The task: Every entry must be echoed exactly.

Exercise input:
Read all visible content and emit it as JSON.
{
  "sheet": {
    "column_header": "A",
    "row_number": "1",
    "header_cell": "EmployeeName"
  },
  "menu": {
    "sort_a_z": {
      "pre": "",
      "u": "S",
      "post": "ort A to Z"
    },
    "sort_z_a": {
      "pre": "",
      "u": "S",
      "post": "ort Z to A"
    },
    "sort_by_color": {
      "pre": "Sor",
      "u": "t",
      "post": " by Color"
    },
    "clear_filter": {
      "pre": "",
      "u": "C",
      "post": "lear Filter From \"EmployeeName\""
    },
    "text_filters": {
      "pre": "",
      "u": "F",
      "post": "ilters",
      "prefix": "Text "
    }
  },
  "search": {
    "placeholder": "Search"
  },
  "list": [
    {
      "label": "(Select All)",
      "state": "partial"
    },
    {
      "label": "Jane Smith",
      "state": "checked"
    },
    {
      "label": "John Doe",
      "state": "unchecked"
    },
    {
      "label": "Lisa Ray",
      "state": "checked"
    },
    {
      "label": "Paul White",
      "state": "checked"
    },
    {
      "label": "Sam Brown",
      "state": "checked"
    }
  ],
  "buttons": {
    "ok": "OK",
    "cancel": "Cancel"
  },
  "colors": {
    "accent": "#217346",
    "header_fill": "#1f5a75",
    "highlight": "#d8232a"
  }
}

Answer to the problem:
Read all visible content and emit it as JSON.
{
  "sheet": {
    "column_header": "A",
    "row_number": "1",
    "header_cell": "EmployeeName"
  },
  "menu": {
    "sort_a_z": {
      "pre": "",
      "u": "S",
      "post": "ort A to Z"
    },
    "sort_z_a": {
      "pre": "",
      "u": "S",
      "post": "ort Z to A"
    },
    "sort_by_color": {
      "pre": "Sor",
      "u": "t",
      "post": " by Color"
    },
    "clear_filter": {
      "pre": "",
      "u": "C",
      "post": "lear Filter From \"EmployeeName\""
    },
    "text_filters": {
      "pre": "",
      "u": "F",
      "post": "ilters",
      "prefix": "Text "
    }
  },
  "search": {
    "placeholder": "Search"
  },
  "list": [
    {
      "label": "(Select All)",
      "state": "partial"
    },
    {
      "label": "Jane Smith",
      "state": "checked"
    },
    {
      "label": "John Doe",
      "state": "unchecked"
    },
    {
      "label": "Lisa Ray",
      "state": "checked"
    },
    {
      "label": "Paul White",
      "state": "checked"
    },
    {
      "label": "Sam Brown",
      "state": "checked"
    }
  ],
  "buttons": {
    "ok": "OK",
    "cancel": "Cancel"
  },
  "colors": {
    "accent": "#217346",
    "header_fill": "#1f5a75",
    "highlight": "#d8232a"
  }
}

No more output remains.